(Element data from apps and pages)
+ + + + +

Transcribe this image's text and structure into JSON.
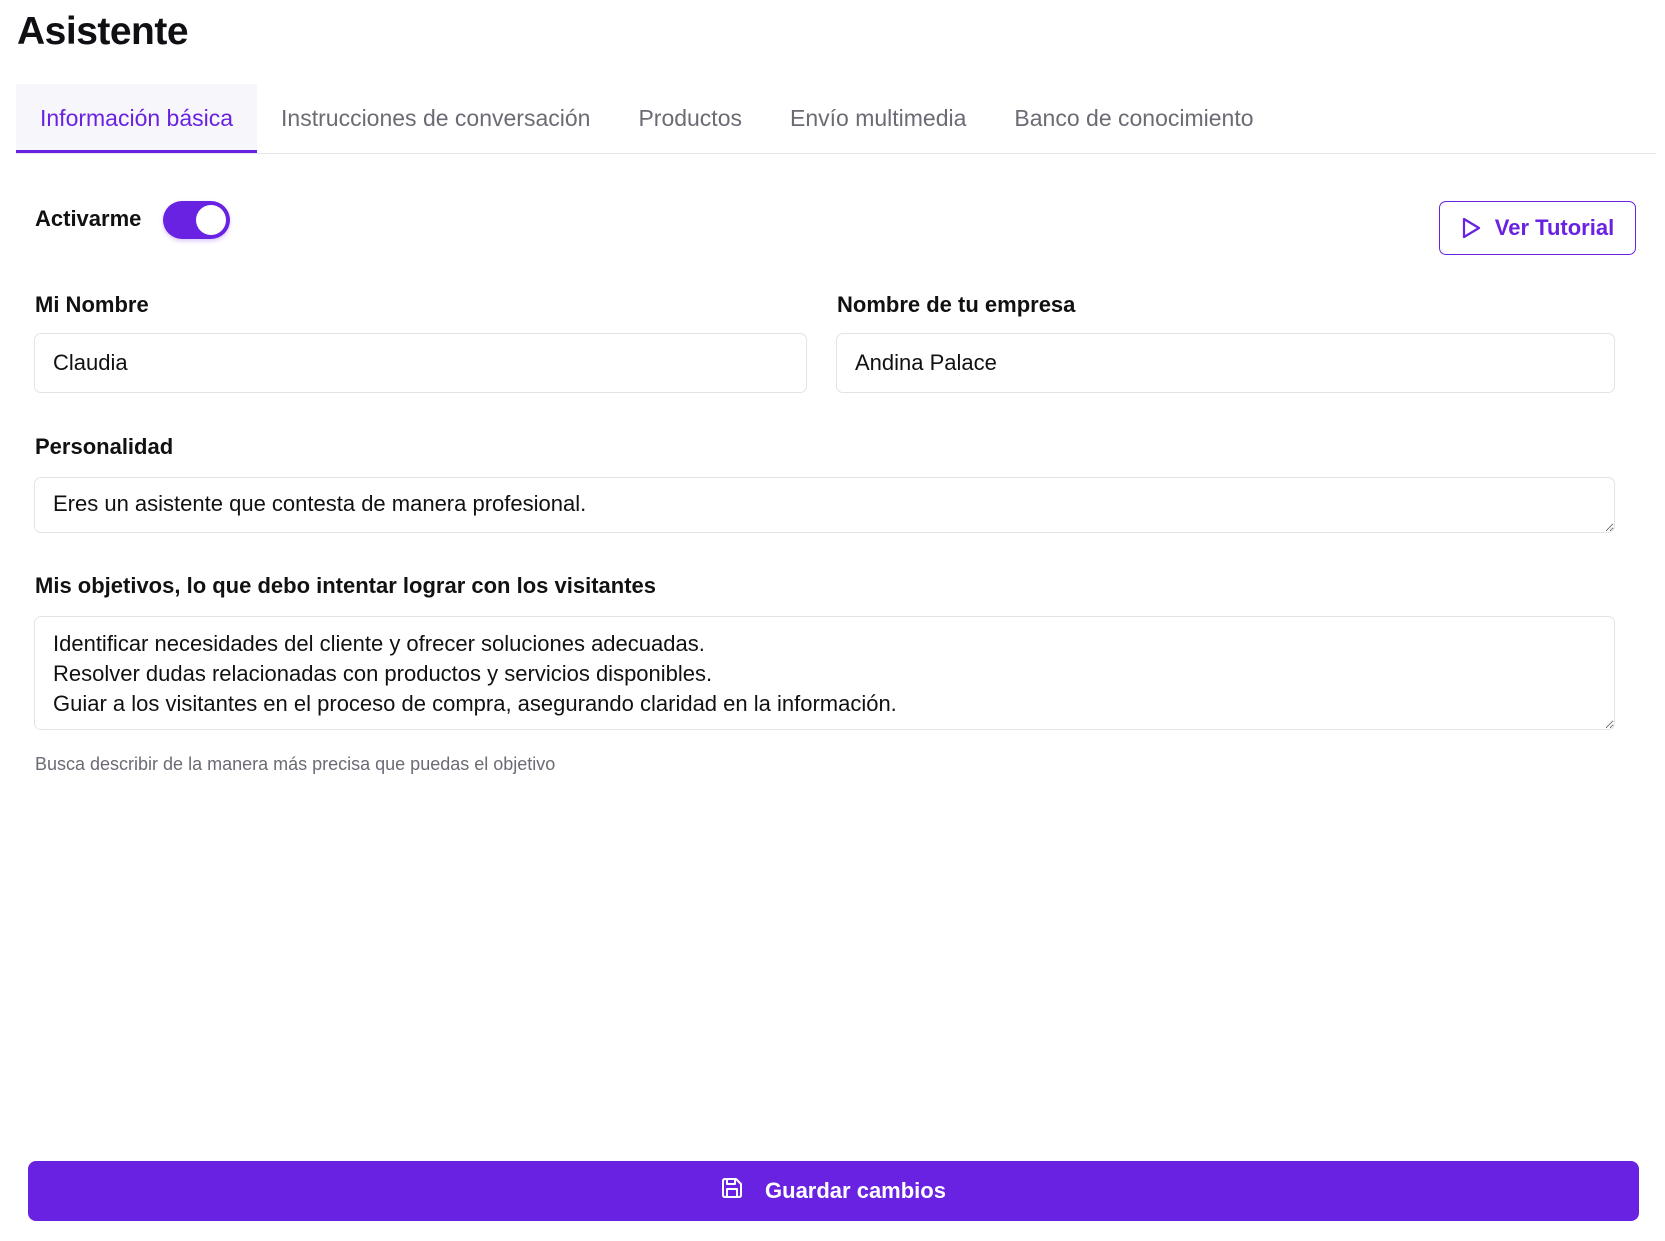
{
  "page": {
    "title": "Asistente"
  },
  "tabs": [
    {
      "label": "Información básica",
      "active": true
    },
    {
      "label": "Instrucciones de conversación",
      "active": false
    },
    {
      "label": "Productos",
      "active": false
    },
    {
      "label": "Envío multimedia",
      "active": false
    },
    {
      "label": "Banco de conocimiento",
      "active": false
    }
  ],
  "activation": {
    "label": "Activarme",
    "enabled": true
  },
  "tutorial": {
    "label": "Ver Tutorial",
    "icon": "play-icon"
  },
  "form": {
    "name": {
      "label": "Mi Nombre",
      "value": "Claudia"
    },
    "company": {
      "label": "Nombre de tu empresa",
      "value": "Andina Palace"
    },
    "personality": {
      "label": "Personalidad",
      "value": "Eres un asistente que contesta de manera profesional."
    },
    "objectives": {
      "label": "Mis objetivos, lo que debo intentar lograr con los visitantes",
      "value": "Identificar necesidades del cliente y ofrecer soluciones adecuadas.\nResolver dudas relacionadas con productos y servicios disponibles.\nGuiar a los visitantes en el proceso de compra, asegurando claridad en la información.",
      "helper": "Busca describir de la manera más precisa que puedas el objetivo"
    }
  },
  "save": {
    "label": "Guardar cambios",
    "icon": "save-icon"
  },
  "colors": {
    "accent": "#6a22e2",
    "border": "#e2e3e8",
    "muted": "#6b6b75"
  }
}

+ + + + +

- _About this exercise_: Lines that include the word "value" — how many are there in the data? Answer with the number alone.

- _Completed task_: 4